__TASK TO CARRY OUT__. In the records that follow, find each line with the word "chart" and copy it.

__THE DATA__.
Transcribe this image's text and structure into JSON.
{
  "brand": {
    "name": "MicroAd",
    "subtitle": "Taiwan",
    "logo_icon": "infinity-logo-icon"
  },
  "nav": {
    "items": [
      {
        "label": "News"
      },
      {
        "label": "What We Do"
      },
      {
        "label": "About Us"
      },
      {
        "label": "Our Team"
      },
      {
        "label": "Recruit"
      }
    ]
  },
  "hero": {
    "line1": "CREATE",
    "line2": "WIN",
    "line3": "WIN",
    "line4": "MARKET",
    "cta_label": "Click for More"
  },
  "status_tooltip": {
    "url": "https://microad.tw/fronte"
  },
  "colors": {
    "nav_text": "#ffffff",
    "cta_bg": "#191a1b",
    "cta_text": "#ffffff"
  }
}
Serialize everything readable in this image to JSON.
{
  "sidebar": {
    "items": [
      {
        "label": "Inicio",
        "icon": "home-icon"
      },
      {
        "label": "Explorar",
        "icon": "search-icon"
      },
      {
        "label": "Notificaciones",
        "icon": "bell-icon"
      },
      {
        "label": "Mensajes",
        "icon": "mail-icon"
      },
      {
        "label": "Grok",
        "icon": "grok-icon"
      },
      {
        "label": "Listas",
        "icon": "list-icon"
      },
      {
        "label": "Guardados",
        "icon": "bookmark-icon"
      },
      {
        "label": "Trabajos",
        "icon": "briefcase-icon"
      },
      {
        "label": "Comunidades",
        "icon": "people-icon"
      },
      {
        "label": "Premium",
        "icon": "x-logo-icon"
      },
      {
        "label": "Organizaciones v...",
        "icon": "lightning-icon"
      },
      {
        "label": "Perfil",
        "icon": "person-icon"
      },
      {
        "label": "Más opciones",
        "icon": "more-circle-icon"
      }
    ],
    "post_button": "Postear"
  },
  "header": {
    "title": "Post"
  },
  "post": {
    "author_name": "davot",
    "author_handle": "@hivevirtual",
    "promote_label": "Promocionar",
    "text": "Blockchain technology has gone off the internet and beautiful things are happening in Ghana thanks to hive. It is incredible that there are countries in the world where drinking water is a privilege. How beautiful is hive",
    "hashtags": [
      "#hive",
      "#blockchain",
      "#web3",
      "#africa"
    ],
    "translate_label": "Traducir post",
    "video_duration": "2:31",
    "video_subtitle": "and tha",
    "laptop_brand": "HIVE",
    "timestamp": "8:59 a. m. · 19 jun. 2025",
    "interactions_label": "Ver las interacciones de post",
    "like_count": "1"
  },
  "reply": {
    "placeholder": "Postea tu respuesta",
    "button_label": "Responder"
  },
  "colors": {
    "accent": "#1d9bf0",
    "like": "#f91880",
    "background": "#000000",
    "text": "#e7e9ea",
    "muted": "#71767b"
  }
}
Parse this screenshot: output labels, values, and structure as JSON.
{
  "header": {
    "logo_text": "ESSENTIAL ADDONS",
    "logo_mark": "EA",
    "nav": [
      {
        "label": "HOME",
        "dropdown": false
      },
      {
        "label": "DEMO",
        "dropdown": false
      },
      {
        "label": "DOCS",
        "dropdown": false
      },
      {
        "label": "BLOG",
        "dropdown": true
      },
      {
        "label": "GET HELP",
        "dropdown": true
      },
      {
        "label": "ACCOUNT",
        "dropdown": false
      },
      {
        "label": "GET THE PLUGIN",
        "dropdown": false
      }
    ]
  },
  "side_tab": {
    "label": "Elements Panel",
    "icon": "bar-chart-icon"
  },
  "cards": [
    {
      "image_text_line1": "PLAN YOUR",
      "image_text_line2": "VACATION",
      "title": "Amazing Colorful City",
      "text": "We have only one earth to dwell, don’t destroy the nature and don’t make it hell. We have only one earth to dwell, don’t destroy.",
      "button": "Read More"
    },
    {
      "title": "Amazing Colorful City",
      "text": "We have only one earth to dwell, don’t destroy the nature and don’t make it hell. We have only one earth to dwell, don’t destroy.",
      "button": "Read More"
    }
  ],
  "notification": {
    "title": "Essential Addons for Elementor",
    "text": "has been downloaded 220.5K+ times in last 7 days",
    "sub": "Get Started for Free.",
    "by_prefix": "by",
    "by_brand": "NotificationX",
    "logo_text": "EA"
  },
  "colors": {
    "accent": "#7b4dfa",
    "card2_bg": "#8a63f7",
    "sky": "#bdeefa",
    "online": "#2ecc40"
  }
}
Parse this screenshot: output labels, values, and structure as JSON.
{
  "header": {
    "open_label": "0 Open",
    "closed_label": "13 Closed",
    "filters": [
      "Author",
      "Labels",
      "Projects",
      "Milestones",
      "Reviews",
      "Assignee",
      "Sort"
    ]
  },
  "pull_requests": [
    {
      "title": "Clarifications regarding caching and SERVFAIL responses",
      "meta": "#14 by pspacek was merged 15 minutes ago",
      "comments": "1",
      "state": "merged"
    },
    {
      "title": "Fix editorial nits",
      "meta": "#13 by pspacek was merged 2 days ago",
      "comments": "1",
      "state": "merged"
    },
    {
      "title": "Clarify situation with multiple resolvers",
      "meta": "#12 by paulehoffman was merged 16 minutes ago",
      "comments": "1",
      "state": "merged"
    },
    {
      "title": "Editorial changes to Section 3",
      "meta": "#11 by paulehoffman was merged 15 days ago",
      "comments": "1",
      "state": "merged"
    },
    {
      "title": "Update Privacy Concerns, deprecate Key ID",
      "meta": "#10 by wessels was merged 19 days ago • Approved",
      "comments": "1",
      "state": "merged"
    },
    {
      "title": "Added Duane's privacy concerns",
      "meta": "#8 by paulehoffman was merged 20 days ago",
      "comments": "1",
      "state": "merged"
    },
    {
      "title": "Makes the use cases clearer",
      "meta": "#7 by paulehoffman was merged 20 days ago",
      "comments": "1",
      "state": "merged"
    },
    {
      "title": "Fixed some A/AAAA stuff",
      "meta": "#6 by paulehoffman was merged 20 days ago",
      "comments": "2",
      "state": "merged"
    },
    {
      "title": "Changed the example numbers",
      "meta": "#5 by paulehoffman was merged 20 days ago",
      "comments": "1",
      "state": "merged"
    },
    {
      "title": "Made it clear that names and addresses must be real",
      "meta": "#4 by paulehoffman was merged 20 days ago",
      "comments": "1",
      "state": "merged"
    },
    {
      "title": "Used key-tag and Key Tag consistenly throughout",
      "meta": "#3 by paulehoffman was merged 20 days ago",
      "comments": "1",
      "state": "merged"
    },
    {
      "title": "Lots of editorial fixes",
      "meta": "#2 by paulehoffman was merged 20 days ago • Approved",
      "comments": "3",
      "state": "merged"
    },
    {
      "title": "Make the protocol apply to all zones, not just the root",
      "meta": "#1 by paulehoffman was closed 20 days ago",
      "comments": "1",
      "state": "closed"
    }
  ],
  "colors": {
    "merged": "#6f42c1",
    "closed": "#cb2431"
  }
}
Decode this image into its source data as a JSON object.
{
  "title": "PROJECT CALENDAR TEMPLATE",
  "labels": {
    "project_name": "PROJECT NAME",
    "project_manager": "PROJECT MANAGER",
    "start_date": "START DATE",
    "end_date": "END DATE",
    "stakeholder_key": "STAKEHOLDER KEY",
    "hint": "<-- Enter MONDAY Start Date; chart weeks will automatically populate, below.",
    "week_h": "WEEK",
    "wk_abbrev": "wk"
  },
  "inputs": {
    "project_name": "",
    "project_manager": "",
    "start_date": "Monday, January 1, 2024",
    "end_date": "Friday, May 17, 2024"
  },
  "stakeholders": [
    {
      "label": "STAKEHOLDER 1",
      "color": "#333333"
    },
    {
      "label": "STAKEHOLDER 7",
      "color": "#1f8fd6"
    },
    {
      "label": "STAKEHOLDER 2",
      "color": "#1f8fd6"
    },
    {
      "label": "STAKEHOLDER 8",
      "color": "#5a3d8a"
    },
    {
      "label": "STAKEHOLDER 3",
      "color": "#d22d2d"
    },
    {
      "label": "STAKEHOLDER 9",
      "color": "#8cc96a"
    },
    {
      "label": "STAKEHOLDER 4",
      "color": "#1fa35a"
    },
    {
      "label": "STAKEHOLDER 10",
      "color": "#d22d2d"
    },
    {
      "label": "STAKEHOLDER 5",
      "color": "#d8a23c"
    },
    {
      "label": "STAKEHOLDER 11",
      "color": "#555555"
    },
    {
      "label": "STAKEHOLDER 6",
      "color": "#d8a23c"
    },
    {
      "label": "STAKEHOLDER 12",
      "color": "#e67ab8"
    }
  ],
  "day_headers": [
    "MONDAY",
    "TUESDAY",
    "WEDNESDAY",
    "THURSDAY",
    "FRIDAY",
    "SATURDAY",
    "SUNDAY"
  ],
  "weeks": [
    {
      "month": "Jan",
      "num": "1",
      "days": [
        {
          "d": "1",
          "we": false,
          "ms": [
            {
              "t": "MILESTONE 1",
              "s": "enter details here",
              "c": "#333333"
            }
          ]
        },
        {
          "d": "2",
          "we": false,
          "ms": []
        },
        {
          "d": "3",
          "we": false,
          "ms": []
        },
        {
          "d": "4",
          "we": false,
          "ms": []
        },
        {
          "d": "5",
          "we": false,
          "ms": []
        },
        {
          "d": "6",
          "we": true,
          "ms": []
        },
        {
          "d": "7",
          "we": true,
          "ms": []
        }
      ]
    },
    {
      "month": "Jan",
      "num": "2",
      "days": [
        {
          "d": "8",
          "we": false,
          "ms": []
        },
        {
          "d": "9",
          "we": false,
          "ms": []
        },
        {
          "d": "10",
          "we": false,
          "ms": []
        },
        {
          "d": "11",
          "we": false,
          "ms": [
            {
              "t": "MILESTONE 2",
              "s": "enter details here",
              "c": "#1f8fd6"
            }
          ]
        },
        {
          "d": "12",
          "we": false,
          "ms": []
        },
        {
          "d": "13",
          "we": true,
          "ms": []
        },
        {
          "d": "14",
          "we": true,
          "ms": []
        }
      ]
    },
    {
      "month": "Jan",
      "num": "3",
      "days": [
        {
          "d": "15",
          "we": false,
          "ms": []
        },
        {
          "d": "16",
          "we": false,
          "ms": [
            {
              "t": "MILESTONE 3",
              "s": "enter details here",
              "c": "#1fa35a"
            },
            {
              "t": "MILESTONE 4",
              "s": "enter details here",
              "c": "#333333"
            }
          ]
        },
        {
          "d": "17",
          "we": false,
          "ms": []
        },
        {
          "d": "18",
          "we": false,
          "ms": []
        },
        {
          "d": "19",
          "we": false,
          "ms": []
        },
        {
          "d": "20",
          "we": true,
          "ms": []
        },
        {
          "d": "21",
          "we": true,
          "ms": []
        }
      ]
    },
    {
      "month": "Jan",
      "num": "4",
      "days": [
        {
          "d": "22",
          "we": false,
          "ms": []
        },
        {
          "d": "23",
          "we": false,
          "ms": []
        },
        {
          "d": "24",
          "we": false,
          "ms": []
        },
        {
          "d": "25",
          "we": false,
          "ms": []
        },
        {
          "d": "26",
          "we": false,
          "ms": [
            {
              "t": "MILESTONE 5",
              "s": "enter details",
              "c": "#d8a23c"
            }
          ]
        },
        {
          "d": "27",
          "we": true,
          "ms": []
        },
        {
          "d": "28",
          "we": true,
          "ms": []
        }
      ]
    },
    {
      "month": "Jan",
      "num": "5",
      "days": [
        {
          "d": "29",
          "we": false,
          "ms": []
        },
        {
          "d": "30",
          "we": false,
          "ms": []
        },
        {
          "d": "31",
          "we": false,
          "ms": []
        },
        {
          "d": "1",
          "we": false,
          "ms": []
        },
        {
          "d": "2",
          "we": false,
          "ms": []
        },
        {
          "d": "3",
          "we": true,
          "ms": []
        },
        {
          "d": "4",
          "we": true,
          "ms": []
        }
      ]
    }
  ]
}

__SOLUTION FOR THIS EXERCISE__.
    "icon": "bar-chart-icon"
    "hint": "<-- Enter MONDAY Start Date; chart weeks will automatically populate, below.",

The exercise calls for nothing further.